REQUIRED WORK ::
Would you repeat the listing below verbatim and drop the images?

==========

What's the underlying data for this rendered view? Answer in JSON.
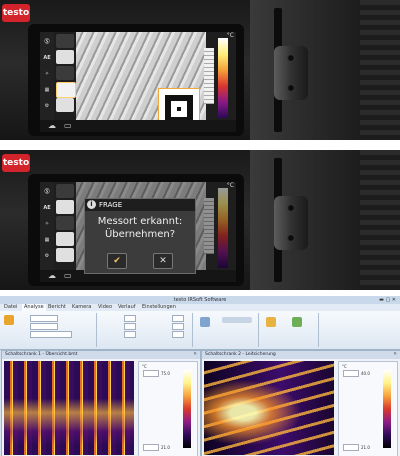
{
  "brand": {
    "logo_text": "testo",
    "accent": "#d3242b"
  },
  "camera_screen": {
    "unit": "°C",
    "left_toolbar": [
      "Ⓢ",
      "AE",
      "✧",
      "▦",
      "⚙"
    ],
    "scale_top": "30",
    "scale_bottom": "5",
    "marker_icon": "qr-marker-icon"
  },
  "dialog": {
    "title": "FRAGE",
    "info_icon": "i",
    "message": "Messort erkannt:\nÜbernehmen?",
    "confirm_icon": "✔",
    "cancel_icon": "✕"
  },
  "software": {
    "window_title": "testo IRSoft Software",
    "menu": [
      "Datei",
      "Analyse",
      "Bericht",
      "Kamera",
      "Video",
      "Verlauf",
      "Einstellungen"
    ],
    "documents": [
      {
        "tab": "Schaltschrank 1 - Übersicht.bmt",
        "scale_top": "75.0",
        "scale_bottom": "21.0"
      },
      {
        "tab": "Schaltschrank 2 - Leitsicherung",
        "scale_top": "40.0",
        "scale_bottom": "21.0"
      }
    ],
    "legend_unit": "°C"
  }
}
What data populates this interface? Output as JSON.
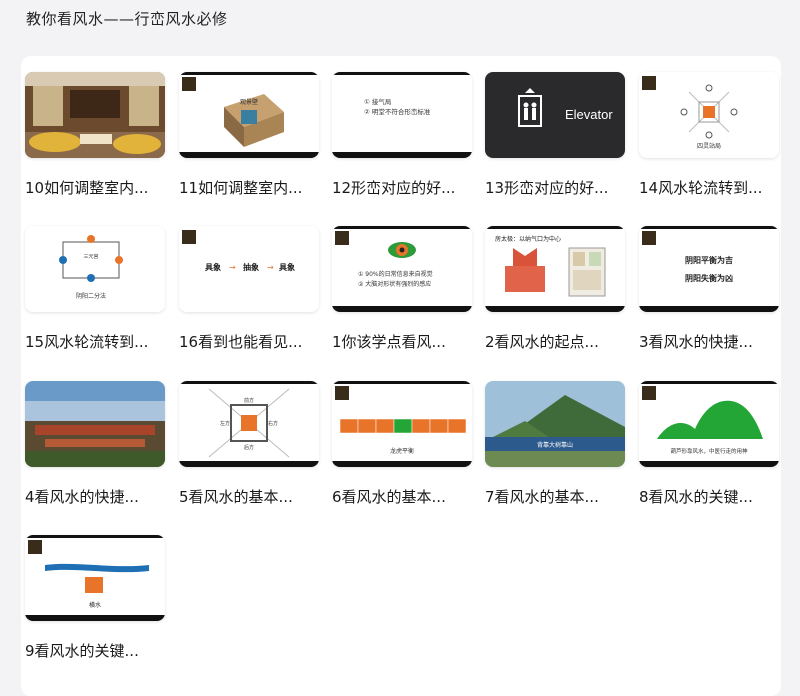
{
  "page": {
    "title": "教你看风水——行峦风水必修"
  },
  "thumbnail_text": {
    "elevator": "Elevator",
    "t11": "观景壁",
    "t12_line1": "① 接气局",
    "t12_line2": "② 明堂不符合形峦标准",
    "t14_label": "四灵站局",
    "t15_label": "阴阳二分法",
    "t15_center": "三元宫",
    "t16_a": "具象",
    "t16_b": "抽象",
    "t16_c": "具象",
    "t1_line1": "① 90%的日常信息来自视觉",
    "t1_line2": "② 大脑对形状有强烈的感应",
    "t2_title": "房太极：以纳气口为中心",
    "t3_line1": "阴阳平衡为吉",
    "t3_line2": "阴阳失衡为凶",
    "t5_top": "前方",
    "t5_bottom": "后方",
    "t5_left": "左方",
    "t5_right": "右方",
    "t6_label": "龙虎平衡",
    "t7_label": "背靠大树靠山",
    "t8_label": "葫芦形靠风水，中医行走的用神",
    "t9_label": "横水"
  },
  "colors": {
    "accent_orange": "#e8742a",
    "green": "#23a635",
    "blue_water": "#1f6fb5"
  },
  "cards": [
    {
      "title": "10如何调整室内...",
      "thumb": "living-room-image"
    },
    {
      "title": "11如何调整室内...",
      "thumb": "floorplan-3d"
    },
    {
      "title": "12形峦对应的好...",
      "thumb": "text-slide"
    },
    {
      "title": "13形峦对应的好...",
      "thumb": "elevator-sign"
    },
    {
      "title": "14风水轮流转到...",
      "thumb": "four-directions-diagram"
    },
    {
      "title": "15风水轮流转到...",
      "thumb": "yin-yang-diagram"
    },
    {
      "title": "16看到也能看见...",
      "thumb": "concrete-abstract-slide"
    },
    {
      "title": "1你该学点看风...",
      "thumb": "eye-slide"
    },
    {
      "title": "2看风水的起点...",
      "thumb": "house-taiji-slide"
    },
    {
      "title": "3看风水的快捷...",
      "thumb": "yin-yang-balance-slide"
    },
    {
      "title": "4看风水的快捷...",
      "thumb": "forbidden-city-image"
    },
    {
      "title": "5看风水的基本...",
      "thumb": "compass-diagram"
    },
    {
      "title": "6看风水的基本...",
      "thumb": "dragon-tiger-bar"
    },
    {
      "title": "7看风水的基本...",
      "thumb": "blue-house-image"
    },
    {
      "title": "8看风水的关键...",
      "thumb": "green-hills-slide"
    },
    {
      "title": "9看风水的关键...",
      "thumb": "water-line-slide"
    }
  ]
}
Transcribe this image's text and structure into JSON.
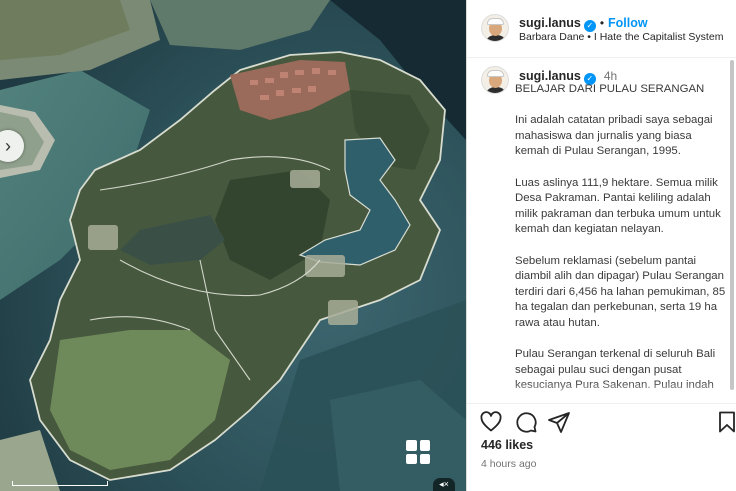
{
  "post": {
    "username": "sugi.lanus",
    "verified_icon": "check-icon",
    "follow_label": "Follow",
    "audio_text": "Barbara Dane • I Hate the Capitalist System",
    "caption_time": "4h",
    "caption_title": "BELAJAR DARI PULAU SERANGAN",
    "caption_paragraphs": [
      "Ini adalah catatan pribadi saya sebagai mahasiswa dan jurnalis yang biasa kemah di Pulau Serangan, 1995.",
      "Luas aslinya 111,9 hektare. Semua milik Desa Pakraman. Pantai keliling adalah milik pakraman dan terbuka umum untuk kemah dan kegiatan nelayan.",
      "Sebelum reklamasi (sebelum pantai diambil alih dan dipagar) Pulau Serangan terdiri dari 6,456 ha lahan pemukiman, 85 ha tegalan dan perkebunan, serta 19 ha rawa atau hutan.",
      "Pulau Serangan terkenal di seluruh Bali sebagai pulau suci dengan pusat kesucianya Pura Sakenan. Pulau indah"
    ],
    "likes": "446 likes",
    "posted_time": "4 hours ago"
  },
  "media": {
    "prev_icon": "chevron-left-icon",
    "gallery_icon": "grid-icon",
    "mute_icon": "speaker-muted-icon"
  },
  "actions": {
    "icons": [
      "heart-icon",
      "comment-icon",
      "share-icon",
      "bookmark-icon"
    ]
  },
  "colors": {
    "accent": "#0095f6",
    "text": "#262626",
    "muted": "#737373"
  }
}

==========

YOUR SOLUTION ::
What's the underlying data for this rendered view? Answer in JSON.
{
  "brand": {
    "logo_text": "testo",
    "accent": "#d3242b"
  },
  "camera_screen": {
    "unit": "°C",
    "left_toolbar": [
      "Ⓢ",
      "AE",
      "✧",
      "▦",
      "⚙"
    ],
    "scale_top": "30",
    "scale_bottom": "5",
    "marker_icon": "qr-marker-icon"
  },
  "dialog": {
    "title": "FRAGE",
    "info_icon": "i",
    "message": "Messort erkannt:\nÜbernehmen?",
    "confirm_icon": "✔",
    "cancel_icon": "✕"
  },
  "software": {
    "window_title": "testo IRSoft Software",
    "menu": [
      "Datei",
      "Analyse",
      "Bericht",
      "Kamera",
      "Video",
      "Verlauf",
      "Einstellungen"
    ],
    "documents": [
      {
        "tab": "Schaltschrank 1 - Übersicht.bmt",
        "scale_top": "75.0",
        "scale_bottom": "21.0"
      },
      {
        "tab": "Schaltschrank 2 - Leitsicherung",
        "scale_top": "40.0",
        "scale_bottom": "21.0"
      }
    ],
    "legend_unit": "°C"
  }
}
What data populates this interface? Output as JSON.
{
  "page": {
    "title": "教你看风水——行峦风水必修"
  },
  "thumbnail_text": {
    "elevator": "Elevator",
    "t11": "观景壁",
    "t12_line1": "① 接气局",
    "t12_line2": "② 明堂不符合形峦标准",
    "t14_label": "四灵站局",
    "t15_label": "阴阳二分法",
    "t15_center": "三元宫",
    "t16_a": "具象",
    "t16_b": "抽象",
    "t16_c": "具象",
    "t1_line1": "① 90%的日常信息来自视觉",
    "t1_line2": "② 大脑对形状有强烈的感应",
    "t2_title": "房太极：以纳气口为中心",
    "t3_line1": "阴阳平衡为吉",
    "t3_line2": "阴阳失衡为凶",
    "t5_top": "前方",
    "t5_bottom": "后方",
    "t5_left": "左方",
    "t5_right": "右方",
    "t6_label": "龙虎平衡",
    "t7_label": "背靠大树靠山",
    "t8_label": "葫芦形靠风水，中医行走的用神",
    "t9_label": "横水"
  },
  "colors": {
    "accent_orange": "#e8742a",
    "green": "#23a635",
    "blue_water": "#1f6fb5"
  },
  "cards": [
    {
      "title": "10如何调整室内...",
      "thumb": "living-room-image"
    },
    {
      "title": "11如何调整室内...",
      "thumb": "floorplan-3d"
    },
    {
      "title": "12形峦对应的好...",
      "thumb": "text-slide"
    },
    {
      "title": "13形峦对应的好...",
      "thumb": "elevator-sign"
    },
    {
      "title": "14风水轮流转到...",
      "thumb": "four-directions-diagram"
    },
    {
      "title": "15风水轮流转到...",
      "thumb": "yin-yang-diagram"
    },
    {
      "title": "16看到也能看见...",
      "thumb": "concrete-abstract-slide"
    },
    {
      "title": "1你该学点看风...",
      "thumb": "eye-slide"
    },
    {
      "title": "2看风水的起点...",
      "thumb": "house-taiji-slide"
    },
    {
      "title": "3看风水的快捷...",
      "thumb": "yin-yang-balance-slide"
    },
    {
      "title": "4看风水的快捷...",
      "thumb": "forbidden-city-image"
    },
    {
      "title": "5看风水的基本...",
      "thumb": "compass-diagram"
    },
    {
      "title": "6看风水的基本...",
      "thumb": "dragon-tiger-bar"
    },
    {
      "title": "7看风水的基本...",
      "thumb": "blue-house-image"
    },
    {
      "title": "8看风水的关键...",
      "thumb": "green-hills-slide"
    },
    {
      "title": "9看风水的关键...",
      "thumb": "water-line-slide"
    }
  ]
}
Transcribe this image's text and structure into JSON.
{
  "post": {
    "username": "sugi.lanus",
    "verified_icon": "check-icon",
    "follow_label": "Follow",
    "audio_text": "Barbara Dane • I Hate the Capitalist System",
    "caption_time": "4h",
    "caption_title": "BELAJAR DARI PULAU SERANGAN",
    "caption_paragraphs": [
      "Ini adalah catatan pribadi saya sebagai mahasiswa dan jurnalis yang biasa kemah di Pulau Serangan, 1995.",
      "Luas aslinya 111,9 hektare. Semua milik Desa Pakraman. Pantai keliling adalah milik pakraman dan terbuka umum untuk kemah dan kegiatan nelayan.",
      "Sebelum reklamasi (sebelum pantai diambil alih dan dipagar) Pulau Serangan terdiri dari 6,456 ha lahan pemukiman, 85 ha tegalan dan perkebunan, serta 19 ha rawa atau hutan.",
      "Pulau Serangan terkenal di seluruh Bali sebagai pulau suci dengan pusat kesucianya Pura Sakenan. Pulau indah"
    ],
    "likes": "446 likes",
    "posted_time": "4 hours ago"
  },
  "media": {
    "prev_icon": "chevron-left-icon",
    "gallery_icon": "grid-icon",
    "mute_icon": "speaker-muted-icon"
  },
  "actions": {
    "icons": [
      "heart-icon",
      "comment-icon",
      "share-icon",
      "bookmark-icon"
    ]
  },
  "colors": {
    "accent": "#0095f6",
    "text": "#262626",
    "muted": "#737373"
  }
}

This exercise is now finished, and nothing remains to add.